[Data listing — start]
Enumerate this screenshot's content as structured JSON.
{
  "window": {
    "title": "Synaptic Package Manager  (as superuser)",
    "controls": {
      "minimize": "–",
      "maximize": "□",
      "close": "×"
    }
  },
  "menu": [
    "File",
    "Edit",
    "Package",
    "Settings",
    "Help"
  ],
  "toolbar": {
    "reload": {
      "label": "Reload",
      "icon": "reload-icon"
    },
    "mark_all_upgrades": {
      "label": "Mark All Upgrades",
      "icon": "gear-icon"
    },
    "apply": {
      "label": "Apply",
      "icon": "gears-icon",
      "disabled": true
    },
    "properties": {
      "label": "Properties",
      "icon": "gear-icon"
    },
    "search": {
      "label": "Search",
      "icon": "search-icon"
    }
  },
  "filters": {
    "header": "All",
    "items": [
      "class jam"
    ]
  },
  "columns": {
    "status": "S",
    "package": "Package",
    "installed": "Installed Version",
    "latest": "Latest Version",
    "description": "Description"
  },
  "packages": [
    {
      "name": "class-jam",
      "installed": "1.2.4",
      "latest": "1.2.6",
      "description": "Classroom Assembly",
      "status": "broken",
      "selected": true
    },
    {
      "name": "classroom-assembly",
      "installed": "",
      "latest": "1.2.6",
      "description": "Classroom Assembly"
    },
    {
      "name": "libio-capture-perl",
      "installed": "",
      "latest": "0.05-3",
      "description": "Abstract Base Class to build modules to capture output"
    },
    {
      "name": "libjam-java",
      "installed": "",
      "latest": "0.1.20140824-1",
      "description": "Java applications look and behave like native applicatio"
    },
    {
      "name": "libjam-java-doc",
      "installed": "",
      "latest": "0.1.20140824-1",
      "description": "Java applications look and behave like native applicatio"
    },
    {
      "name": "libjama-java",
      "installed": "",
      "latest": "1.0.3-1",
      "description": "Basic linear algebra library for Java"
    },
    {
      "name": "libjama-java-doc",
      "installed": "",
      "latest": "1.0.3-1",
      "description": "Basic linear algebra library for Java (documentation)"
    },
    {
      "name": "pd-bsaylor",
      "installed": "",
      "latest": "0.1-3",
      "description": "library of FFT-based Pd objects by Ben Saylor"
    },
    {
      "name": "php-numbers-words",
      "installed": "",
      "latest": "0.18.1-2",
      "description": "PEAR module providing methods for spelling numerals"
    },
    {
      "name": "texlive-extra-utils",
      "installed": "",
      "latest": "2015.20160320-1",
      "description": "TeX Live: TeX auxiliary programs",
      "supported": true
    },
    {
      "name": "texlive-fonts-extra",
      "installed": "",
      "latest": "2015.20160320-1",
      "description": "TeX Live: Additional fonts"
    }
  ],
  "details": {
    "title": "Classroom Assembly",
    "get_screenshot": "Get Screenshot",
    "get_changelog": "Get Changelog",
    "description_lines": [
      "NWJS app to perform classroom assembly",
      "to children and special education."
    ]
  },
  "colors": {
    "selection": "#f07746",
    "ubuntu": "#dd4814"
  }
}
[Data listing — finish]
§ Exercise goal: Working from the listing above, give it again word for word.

§ Answer area:
Enumerate this screenshot's content as structured JSON.
{
  "window": {
    "title": "Synaptic Package Manager  (as superuser)",
    "controls": {
      "minimize": "–",
      "maximize": "□",
      "close": "×"
    }
  },
  "menu": [
    "File",
    "Edit",
    "Package",
    "Settings",
    "Help"
  ],
  "toolbar": {
    "reload": {
      "label": "Reload",
      "icon": "reload-icon"
    },
    "mark_all_upgrades": {
      "label": "Mark All Upgrades",
      "icon": "gear-icon"
    },
    "apply": {
      "label": "Apply",
      "icon": "gears-icon",
      "disabled": true
    },
    "properties": {
      "label": "Properties",
      "icon": "gear-icon"
    },
    "search": {
      "label": "Search",
      "icon": "search-icon"
    }
  },
  "filters": {
    "header": "All",
    "items": [
      "class jam"
    ]
  },
  "columns": {
    "status": "S",
    "package": "Package",
    "installed": "Installed Version",
    "latest": "Latest Version",
    "description": "Description"
  },
  "packages": [
    {
      "name": "class-jam",
      "installed": "1.2.4",
      "latest": "1.2.6",
      "description": "Classroom Assembly",
      "status": "broken",
      "selected": true
    },
    {
      "name": "classroom-assembly",
      "installed": "",
      "latest": "1.2.6",
      "description": "Classroom Assembly"
    },
    {
      "name": "libio-capture-perl",
      "installed": "",
      "latest": "0.05-3",
      "description": "Abstract Base Class to build modules to capture output"
    },
    {
      "name": "libjam-java",
      "installed": "",
      "latest": "0.1.20140824-1",
      "description": "Java applications look and behave like native applicatio"
    },
    {
      "name": "libjam-java-doc",
      "installed": "",
      "latest": "0.1.20140824-1",
      "description": "Java applications look and behave like native applicatio"
    },
    {
      "name": "libjama-java",
      "installed": "",
      "latest": "1.0.3-1",
      "description": "Basic linear algebra library for Java"
    },
    {
      "name": "libjama-java-doc",
      "installed": "",
      "latest": "1.0.3-1",
      "description": "Basic linear algebra library for Java (documentation)"
    },
    {
      "name": "pd-bsaylor",
      "installed": "",
      "latest": "0.1-3",
      "description": "library of FFT-based Pd objects by Ben Saylor"
    },
    {
      "name": "php-numbers-words",
      "installed": "",
      "latest": "0.18.1-2",
      "description": "PEAR module providing methods for spelling numerals"
    },
    {
      "name": "texlive-extra-utils",
      "installed": "",
      "latest": "2015.20160320-1",
      "description": "TeX Live: TeX auxiliary programs",
      "supported": true
    },
    {
      "name": "texlive-fonts-extra",
      "installed": "",
      "latest": "2015.20160320-1",
      "description": "TeX Live: Additional fonts"
    }
  ],
  "details": {
    "title": "Classroom Assembly",
    "get_screenshot": "Get Screenshot",
    "get_changelog": "Get Changelog",
    "description_lines": [
      "NWJS app to perform classroom assembly",
      "to children and special education."
    ]
  },
  "colors": {
    "selection": "#f07746",
    "ubuntu": "#dd4814"
  }
}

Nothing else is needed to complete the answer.